Would you restate the entries below word for word, leaving out the images?
───
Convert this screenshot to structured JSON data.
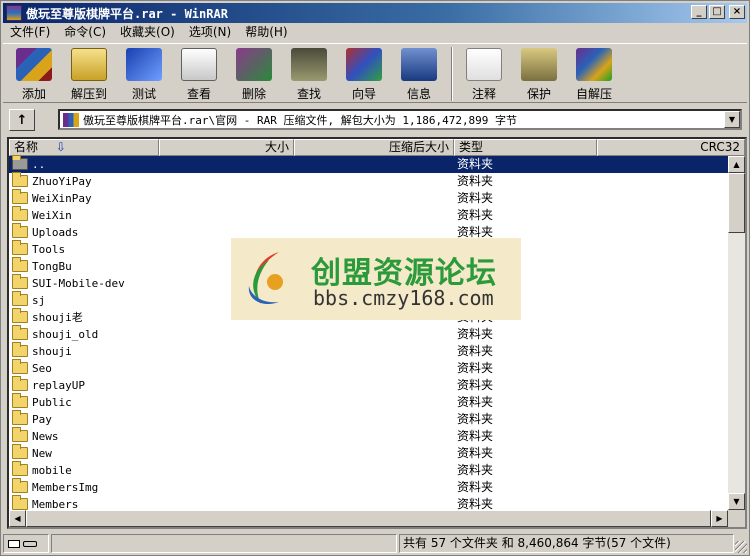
{
  "window": {
    "title": "傲玩至尊版棋牌平台.rar - WinRAR",
    "minimize": "_",
    "maximize": "□",
    "close": "×"
  },
  "menu": [
    {
      "label": "文件(F)"
    },
    {
      "label": "命令(C)"
    },
    {
      "label": "收藏夹(O)"
    },
    {
      "label": "选项(N)"
    },
    {
      "label": "帮助(H)"
    }
  ],
  "toolbar": [
    {
      "label": "添加",
      "icon": "add-icon"
    },
    {
      "label": "解压到",
      "icon": "extract-icon"
    },
    {
      "label": "测试",
      "icon": "test-icon"
    },
    {
      "label": "查看",
      "icon": "view-icon"
    },
    {
      "label": "删除",
      "icon": "delete-icon"
    },
    {
      "label": "查找",
      "icon": "find-icon"
    },
    {
      "label": "向导",
      "icon": "wizard-icon"
    },
    {
      "label": "信息",
      "icon": "info-icon"
    },
    {
      "label": "注释",
      "icon": "comment-icon"
    },
    {
      "label": "保护",
      "icon": "protect-icon"
    },
    {
      "label": "自解压",
      "icon": "sfx-icon"
    }
  ],
  "address": {
    "up_icon": "↑",
    "path": "傲玩至尊版棋牌平台.rar\\官网 - RAR 压缩文件, 解包大小为 1,186,472,899 字节",
    "dropdown": "▼"
  },
  "columns": {
    "name": "名称",
    "sort_arrow": "⇩",
    "size": "大小",
    "packed": "压缩后大小",
    "type": "类型",
    "crc": "CRC32"
  },
  "files": [
    {
      "name": "..",
      "type": "资料夹",
      "selected": true
    },
    {
      "name": "ZhuoYiPay",
      "type": "资料夹"
    },
    {
      "name": "WeiXinPay",
      "type": "资料夹"
    },
    {
      "name": "WeiXin",
      "type": "资料夹"
    },
    {
      "name": "Uploads",
      "type": "资料夹"
    },
    {
      "name": "Tools",
      "type": "资料夹"
    },
    {
      "name": "TongBu",
      "type": "资料夹"
    },
    {
      "name": "SUI-Mobile-dev",
      "type": "资料夹"
    },
    {
      "name": "sj",
      "type": "资料夹"
    },
    {
      "name": "shouji老",
      "type": "资料夹"
    },
    {
      "name": "shouji_old",
      "type": "资料夹"
    },
    {
      "name": "shouji",
      "type": "资料夹"
    },
    {
      "name": "Seo",
      "type": "资料夹"
    },
    {
      "name": "replayUP",
      "type": "资料夹"
    },
    {
      "name": "Public",
      "type": "资料夹"
    },
    {
      "name": "Pay",
      "type": "资料夹"
    },
    {
      "name": "News",
      "type": "资料夹"
    },
    {
      "name": "New",
      "type": "资料夹"
    },
    {
      "name": "mobile",
      "type": "资料夹"
    },
    {
      "name": "MembersImg",
      "type": "资料夹"
    },
    {
      "name": "Members",
      "type": "资料夹"
    }
  ],
  "watermark": {
    "title": "创盟资源论坛",
    "url": "bbs.cmzy168.com"
  },
  "status": {
    "summary": "共有 57 个文件夹 和 8,460,864 字节(57 个文件)"
  }
}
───
Output for this task ::
Convert this screenshot to structured JSON data.
{
  "window": {
    "title": "傲玩至尊版棋牌平台.rar - WinRAR",
    "minimize": "_",
    "maximize": "□",
    "close": "×"
  },
  "menu": [
    {
      "label": "文件(F)"
    },
    {
      "label": "命令(C)"
    },
    {
      "label": "收藏夹(O)"
    },
    {
      "label": "选项(N)"
    },
    {
      "label": "帮助(H)"
    }
  ],
  "toolbar": [
    {
      "label": "添加",
      "icon": "add-icon"
    },
    {
      "label": "解压到",
      "icon": "extract-icon"
    },
    {
      "label": "测试",
      "icon": "test-icon"
    },
    {
      "label": "查看",
      "icon": "view-icon"
    },
    {
      "label": "删除",
      "icon": "delete-icon"
    },
    {
      "label": "查找",
      "icon": "find-icon"
    },
    {
      "label": "向导",
      "icon": "wizard-icon"
    },
    {
      "label": "信息",
      "icon": "info-icon"
    },
    {
      "label": "注释",
      "icon": "comment-icon"
    },
    {
      "label": "保护",
      "icon": "protect-icon"
    },
    {
      "label": "自解压",
      "icon": "sfx-icon"
    }
  ],
  "address": {
    "up_icon": "↑",
    "path": "傲玩至尊版棋牌平台.rar\\官网 - RAR 压缩文件, 解包大小为 1,186,472,899 字节",
    "dropdown": "▼"
  },
  "columns": {
    "name": "名称",
    "sort_arrow": "⇩",
    "size": "大小",
    "packed": "压缩后大小",
    "type": "类型",
    "crc": "CRC32"
  },
  "files": [
    {
      "name": "..",
      "type": "资料夹",
      "selected": true
    },
    {
      "name": "ZhuoYiPay",
      "type": "资料夹"
    },
    {
      "name": "WeiXinPay",
      "type": "资料夹"
    },
    {
      "name": "WeiXin",
      "type": "资料夹"
    },
    {
      "name": "Uploads",
      "type": "资料夹"
    },
    {
      "name": "Tools",
      "type": "资料夹"
    },
    {
      "name": "TongBu",
      "type": "资料夹"
    },
    {
      "name": "SUI-Mobile-dev",
      "type": "资料夹"
    },
    {
      "name": "sj",
      "type": "资料夹"
    },
    {
      "name": "shouji老",
      "type": "资料夹"
    },
    {
      "name": "shouji_old",
      "type": "资料夹"
    },
    {
      "name": "shouji",
      "type": "资料夹"
    },
    {
      "name": "Seo",
      "type": "资料夹"
    },
    {
      "name": "replayUP",
      "type": "资料夹"
    },
    {
      "name": "Public",
      "type": "资料夹"
    },
    {
      "name": "Pay",
      "type": "资料夹"
    },
    {
      "name": "News",
      "type": "资料夹"
    },
    {
      "name": "New",
      "type": "资料夹"
    },
    {
      "name": "mobile",
      "type": "资料夹"
    },
    {
      "name": "MembersImg",
      "type": "资料夹"
    },
    {
      "name": "Members",
      "type": "资料夹"
    }
  ],
  "watermark": {
    "title": "创盟资源论坛",
    "url": "bbs.cmzy168.com"
  },
  "status": {
    "summary": "共有 57 个文件夹 和 8,460,864 字节(57 个文件)"
  }
}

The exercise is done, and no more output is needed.